Exercise objective: Each line below that holds the word "general" counts toward the answer; reply with the total number only.

Material shown:
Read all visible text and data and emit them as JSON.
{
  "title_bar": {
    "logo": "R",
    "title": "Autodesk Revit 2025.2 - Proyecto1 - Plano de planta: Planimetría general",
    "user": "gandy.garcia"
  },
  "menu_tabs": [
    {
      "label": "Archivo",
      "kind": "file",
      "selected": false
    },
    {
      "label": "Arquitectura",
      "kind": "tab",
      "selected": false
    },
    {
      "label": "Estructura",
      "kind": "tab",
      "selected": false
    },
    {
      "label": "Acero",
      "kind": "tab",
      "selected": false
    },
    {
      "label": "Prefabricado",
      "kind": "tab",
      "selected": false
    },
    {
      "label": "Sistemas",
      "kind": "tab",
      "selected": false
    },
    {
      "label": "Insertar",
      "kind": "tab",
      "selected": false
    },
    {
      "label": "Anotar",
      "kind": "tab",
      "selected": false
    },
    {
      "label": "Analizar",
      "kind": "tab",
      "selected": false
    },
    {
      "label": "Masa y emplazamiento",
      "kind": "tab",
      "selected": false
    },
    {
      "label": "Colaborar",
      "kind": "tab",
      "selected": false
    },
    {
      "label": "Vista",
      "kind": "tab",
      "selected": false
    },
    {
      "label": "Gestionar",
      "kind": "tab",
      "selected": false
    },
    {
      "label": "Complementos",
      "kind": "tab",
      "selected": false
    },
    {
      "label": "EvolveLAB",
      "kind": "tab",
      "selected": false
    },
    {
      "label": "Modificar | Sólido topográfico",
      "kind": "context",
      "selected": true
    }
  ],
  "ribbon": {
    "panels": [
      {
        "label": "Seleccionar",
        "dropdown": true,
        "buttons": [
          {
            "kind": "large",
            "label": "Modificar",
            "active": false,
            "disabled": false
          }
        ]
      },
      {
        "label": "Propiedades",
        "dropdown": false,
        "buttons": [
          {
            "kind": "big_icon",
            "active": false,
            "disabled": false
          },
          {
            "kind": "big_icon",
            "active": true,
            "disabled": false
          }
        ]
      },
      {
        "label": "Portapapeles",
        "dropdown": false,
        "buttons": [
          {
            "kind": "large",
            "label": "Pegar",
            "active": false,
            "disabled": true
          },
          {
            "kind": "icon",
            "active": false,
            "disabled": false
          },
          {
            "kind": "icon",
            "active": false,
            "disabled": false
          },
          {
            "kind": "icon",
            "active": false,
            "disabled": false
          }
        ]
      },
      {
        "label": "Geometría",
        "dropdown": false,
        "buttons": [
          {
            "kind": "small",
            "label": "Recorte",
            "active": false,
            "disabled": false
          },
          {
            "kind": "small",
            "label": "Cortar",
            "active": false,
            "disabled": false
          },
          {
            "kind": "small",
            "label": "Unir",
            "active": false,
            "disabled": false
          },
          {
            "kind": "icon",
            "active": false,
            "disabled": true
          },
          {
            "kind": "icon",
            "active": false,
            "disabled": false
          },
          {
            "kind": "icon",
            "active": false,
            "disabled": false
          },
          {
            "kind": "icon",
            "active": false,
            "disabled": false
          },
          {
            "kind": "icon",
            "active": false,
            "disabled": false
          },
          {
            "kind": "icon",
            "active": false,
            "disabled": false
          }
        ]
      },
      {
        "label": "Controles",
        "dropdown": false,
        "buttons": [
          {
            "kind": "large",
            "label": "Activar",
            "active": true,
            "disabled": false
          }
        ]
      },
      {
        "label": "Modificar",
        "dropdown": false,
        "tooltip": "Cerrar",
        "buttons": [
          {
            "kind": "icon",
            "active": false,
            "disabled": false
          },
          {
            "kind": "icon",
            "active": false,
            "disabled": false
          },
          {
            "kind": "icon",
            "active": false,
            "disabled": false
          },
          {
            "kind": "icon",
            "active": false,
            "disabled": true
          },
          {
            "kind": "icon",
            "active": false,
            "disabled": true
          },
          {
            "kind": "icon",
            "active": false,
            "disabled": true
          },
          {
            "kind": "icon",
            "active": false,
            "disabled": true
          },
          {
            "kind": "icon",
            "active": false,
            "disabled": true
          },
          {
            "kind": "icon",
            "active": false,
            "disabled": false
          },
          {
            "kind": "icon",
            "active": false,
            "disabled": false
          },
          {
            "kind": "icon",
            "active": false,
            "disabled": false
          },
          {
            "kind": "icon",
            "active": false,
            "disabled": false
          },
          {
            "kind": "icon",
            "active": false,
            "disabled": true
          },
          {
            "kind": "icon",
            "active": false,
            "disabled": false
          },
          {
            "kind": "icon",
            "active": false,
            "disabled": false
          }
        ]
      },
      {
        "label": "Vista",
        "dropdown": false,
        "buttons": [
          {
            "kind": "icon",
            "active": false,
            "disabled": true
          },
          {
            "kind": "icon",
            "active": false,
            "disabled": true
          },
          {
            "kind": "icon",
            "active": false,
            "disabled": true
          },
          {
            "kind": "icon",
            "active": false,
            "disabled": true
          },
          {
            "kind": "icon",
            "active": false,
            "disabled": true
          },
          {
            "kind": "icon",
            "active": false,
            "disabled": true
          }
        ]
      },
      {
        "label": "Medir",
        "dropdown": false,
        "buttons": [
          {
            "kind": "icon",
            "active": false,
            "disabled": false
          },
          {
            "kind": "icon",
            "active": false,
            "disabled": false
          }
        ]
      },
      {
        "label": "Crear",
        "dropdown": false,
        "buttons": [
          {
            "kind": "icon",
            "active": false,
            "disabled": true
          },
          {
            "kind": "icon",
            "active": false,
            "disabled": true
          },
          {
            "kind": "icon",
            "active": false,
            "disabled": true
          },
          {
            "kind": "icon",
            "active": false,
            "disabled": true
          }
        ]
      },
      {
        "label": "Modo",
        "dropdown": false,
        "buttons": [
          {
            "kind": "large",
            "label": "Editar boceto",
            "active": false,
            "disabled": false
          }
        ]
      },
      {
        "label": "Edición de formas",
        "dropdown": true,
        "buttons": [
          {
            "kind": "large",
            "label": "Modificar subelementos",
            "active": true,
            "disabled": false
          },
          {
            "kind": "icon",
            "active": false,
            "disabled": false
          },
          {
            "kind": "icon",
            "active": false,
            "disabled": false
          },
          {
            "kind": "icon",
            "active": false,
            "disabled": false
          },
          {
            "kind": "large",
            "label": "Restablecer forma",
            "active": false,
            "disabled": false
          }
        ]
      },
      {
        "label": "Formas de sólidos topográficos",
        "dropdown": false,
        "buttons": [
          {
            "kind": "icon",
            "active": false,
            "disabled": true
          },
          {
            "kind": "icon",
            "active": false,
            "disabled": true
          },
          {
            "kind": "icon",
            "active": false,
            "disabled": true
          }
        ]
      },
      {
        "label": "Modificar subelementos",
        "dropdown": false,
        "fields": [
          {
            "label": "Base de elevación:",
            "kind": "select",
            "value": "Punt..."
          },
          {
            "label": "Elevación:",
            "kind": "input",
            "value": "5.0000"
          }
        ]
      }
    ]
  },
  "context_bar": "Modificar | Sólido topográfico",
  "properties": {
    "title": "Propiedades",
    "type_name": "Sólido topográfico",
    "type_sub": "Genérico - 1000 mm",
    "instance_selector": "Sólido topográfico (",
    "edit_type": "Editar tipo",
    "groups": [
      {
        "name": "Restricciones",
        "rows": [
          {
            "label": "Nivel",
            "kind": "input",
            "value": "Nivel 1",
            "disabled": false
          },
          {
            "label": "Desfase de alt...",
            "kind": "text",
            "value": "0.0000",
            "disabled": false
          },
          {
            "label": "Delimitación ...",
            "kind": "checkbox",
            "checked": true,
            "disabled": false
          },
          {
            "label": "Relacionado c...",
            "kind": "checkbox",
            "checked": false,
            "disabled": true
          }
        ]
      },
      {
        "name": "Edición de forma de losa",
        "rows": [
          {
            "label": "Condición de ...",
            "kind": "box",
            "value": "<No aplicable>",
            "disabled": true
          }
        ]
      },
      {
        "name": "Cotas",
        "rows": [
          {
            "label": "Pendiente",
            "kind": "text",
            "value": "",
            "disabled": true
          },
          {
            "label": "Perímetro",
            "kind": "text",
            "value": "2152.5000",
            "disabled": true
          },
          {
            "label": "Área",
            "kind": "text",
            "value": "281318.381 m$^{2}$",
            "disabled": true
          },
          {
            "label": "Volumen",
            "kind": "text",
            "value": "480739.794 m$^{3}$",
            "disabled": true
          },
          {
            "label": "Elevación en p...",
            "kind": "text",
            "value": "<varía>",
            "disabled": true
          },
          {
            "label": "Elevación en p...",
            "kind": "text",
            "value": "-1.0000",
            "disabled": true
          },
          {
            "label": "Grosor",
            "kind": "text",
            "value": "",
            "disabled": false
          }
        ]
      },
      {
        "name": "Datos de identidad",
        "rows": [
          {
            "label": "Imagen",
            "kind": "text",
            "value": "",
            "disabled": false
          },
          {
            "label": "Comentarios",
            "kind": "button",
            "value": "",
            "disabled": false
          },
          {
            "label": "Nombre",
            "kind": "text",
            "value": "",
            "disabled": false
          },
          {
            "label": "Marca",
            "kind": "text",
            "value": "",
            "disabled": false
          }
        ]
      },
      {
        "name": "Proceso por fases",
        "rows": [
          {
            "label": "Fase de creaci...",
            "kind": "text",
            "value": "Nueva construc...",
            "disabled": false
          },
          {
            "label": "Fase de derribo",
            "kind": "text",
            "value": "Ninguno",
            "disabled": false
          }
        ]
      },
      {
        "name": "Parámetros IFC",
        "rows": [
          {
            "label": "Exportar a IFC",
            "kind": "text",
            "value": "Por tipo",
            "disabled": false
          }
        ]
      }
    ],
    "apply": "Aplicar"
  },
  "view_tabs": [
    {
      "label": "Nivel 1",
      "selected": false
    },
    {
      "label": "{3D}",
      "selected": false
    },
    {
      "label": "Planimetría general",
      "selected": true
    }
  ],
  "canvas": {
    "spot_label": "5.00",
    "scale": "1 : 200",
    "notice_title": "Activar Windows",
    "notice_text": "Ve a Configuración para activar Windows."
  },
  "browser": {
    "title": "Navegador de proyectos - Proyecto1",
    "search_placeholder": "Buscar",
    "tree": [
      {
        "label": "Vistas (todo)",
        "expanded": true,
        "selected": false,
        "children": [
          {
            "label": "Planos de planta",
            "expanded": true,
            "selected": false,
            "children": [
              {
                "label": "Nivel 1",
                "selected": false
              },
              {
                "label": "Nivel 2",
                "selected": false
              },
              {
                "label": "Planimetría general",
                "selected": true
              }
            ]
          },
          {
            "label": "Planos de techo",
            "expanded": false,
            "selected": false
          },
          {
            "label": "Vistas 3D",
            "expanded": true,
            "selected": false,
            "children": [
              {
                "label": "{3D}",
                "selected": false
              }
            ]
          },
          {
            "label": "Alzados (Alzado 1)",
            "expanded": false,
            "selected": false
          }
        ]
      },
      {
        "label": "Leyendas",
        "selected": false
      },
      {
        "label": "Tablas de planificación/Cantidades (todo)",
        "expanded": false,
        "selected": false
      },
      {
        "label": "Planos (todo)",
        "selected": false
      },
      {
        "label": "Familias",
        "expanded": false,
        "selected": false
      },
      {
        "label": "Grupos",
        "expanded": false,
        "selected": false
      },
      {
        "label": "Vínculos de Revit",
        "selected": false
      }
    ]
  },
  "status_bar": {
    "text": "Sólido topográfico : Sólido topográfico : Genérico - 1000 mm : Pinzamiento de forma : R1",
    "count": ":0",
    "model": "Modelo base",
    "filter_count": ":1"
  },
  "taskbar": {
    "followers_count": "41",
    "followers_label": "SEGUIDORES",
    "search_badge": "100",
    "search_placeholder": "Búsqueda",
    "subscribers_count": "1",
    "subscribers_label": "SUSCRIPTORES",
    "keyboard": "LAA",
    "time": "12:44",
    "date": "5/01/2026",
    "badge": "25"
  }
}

Output for this task: 3